* _Exercise instructions_:
Search the records below for the string "Summary" and copy each line where it turns up.

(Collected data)
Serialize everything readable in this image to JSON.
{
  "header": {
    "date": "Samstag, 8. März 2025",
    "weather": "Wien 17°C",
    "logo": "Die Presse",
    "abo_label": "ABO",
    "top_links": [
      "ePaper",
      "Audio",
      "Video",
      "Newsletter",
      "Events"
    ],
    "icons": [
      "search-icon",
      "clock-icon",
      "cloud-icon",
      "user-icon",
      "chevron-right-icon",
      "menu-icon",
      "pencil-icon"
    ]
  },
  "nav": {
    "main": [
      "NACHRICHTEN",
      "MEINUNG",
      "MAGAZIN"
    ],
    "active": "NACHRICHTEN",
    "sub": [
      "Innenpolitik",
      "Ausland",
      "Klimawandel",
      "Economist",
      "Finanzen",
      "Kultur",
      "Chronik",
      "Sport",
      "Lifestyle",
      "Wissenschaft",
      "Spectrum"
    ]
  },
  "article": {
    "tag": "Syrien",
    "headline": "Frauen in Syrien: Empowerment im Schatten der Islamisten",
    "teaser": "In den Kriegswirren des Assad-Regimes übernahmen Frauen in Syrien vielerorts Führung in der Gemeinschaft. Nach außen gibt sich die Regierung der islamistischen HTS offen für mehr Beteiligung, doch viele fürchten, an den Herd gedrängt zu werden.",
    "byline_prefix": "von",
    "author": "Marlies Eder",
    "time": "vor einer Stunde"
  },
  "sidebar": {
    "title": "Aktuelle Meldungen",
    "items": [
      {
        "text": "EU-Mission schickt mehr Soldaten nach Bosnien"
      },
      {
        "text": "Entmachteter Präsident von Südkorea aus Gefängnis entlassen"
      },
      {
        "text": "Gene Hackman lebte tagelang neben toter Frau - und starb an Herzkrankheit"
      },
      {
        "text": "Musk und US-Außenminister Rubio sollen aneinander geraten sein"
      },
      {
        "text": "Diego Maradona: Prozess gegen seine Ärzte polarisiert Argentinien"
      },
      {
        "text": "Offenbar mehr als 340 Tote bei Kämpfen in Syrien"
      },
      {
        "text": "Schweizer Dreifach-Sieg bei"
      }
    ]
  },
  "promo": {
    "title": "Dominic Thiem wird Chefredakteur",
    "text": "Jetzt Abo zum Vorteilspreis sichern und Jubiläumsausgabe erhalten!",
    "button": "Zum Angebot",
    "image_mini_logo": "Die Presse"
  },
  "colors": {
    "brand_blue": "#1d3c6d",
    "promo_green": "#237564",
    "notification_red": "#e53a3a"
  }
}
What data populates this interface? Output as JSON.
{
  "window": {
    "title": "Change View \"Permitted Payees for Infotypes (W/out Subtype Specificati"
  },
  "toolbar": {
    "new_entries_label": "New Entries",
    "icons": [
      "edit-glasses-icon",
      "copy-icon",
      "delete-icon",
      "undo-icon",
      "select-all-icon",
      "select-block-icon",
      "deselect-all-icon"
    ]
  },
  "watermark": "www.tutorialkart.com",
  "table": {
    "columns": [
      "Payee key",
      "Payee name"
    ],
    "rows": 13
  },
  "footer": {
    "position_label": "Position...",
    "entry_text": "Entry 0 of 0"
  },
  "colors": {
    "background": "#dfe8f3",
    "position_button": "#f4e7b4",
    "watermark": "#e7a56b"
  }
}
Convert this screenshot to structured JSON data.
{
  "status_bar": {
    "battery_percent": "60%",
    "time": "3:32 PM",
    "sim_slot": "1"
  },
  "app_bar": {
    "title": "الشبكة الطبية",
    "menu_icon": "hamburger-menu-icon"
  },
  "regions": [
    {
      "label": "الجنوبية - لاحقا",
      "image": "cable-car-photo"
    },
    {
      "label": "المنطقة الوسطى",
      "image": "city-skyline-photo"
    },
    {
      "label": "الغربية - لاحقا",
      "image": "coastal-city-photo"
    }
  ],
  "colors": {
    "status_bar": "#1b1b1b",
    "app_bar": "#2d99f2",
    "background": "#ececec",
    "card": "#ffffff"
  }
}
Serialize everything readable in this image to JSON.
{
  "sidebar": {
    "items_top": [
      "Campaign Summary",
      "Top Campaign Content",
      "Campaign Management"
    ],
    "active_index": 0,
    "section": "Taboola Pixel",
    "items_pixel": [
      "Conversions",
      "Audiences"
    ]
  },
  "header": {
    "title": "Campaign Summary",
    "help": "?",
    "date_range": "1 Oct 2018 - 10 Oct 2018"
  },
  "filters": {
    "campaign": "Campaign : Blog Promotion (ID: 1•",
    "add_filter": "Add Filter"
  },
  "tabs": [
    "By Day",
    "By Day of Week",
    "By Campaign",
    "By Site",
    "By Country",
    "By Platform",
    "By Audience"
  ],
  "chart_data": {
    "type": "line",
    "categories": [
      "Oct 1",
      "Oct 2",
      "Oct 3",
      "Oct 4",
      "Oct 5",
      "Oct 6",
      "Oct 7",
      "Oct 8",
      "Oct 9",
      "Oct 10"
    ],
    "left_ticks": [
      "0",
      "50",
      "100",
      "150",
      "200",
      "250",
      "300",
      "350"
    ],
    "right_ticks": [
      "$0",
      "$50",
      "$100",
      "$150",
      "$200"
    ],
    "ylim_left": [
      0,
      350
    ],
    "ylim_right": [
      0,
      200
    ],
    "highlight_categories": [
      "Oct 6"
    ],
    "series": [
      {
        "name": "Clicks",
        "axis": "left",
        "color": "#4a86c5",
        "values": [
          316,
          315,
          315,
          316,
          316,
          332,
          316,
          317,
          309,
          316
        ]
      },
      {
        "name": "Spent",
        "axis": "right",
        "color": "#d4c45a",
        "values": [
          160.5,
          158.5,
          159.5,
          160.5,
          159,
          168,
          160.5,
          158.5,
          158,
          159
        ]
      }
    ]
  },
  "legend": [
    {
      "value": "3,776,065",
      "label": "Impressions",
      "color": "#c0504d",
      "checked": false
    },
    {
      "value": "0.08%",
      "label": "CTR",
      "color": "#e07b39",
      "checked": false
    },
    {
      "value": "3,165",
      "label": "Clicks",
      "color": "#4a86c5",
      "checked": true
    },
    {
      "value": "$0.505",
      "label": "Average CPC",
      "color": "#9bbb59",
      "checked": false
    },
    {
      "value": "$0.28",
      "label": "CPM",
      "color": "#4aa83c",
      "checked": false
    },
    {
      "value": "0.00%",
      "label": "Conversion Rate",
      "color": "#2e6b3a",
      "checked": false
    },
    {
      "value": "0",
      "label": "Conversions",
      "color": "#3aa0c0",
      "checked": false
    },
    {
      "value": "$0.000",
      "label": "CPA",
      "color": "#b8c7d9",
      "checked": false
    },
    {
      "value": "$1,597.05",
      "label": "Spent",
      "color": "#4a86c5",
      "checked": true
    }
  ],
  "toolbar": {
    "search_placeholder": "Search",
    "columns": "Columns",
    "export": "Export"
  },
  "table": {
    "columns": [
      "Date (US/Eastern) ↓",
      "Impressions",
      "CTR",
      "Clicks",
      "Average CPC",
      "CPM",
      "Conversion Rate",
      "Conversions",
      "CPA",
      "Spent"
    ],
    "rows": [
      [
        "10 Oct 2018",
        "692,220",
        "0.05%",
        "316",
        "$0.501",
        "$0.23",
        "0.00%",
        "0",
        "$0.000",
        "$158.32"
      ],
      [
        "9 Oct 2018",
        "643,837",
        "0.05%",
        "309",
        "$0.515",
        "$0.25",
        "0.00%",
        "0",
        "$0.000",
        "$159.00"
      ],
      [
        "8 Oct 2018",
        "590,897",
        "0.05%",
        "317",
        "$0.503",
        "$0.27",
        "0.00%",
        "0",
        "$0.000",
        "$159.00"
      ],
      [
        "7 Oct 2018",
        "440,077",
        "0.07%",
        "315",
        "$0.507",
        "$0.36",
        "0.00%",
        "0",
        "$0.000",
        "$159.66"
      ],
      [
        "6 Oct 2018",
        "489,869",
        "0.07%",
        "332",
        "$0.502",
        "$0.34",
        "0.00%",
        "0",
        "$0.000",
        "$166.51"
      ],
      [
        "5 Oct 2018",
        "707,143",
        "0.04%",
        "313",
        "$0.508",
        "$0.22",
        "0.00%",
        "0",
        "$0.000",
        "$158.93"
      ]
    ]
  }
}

* _Exercise response_:
      "Campaign Summary",
    "title": "Campaign Summary",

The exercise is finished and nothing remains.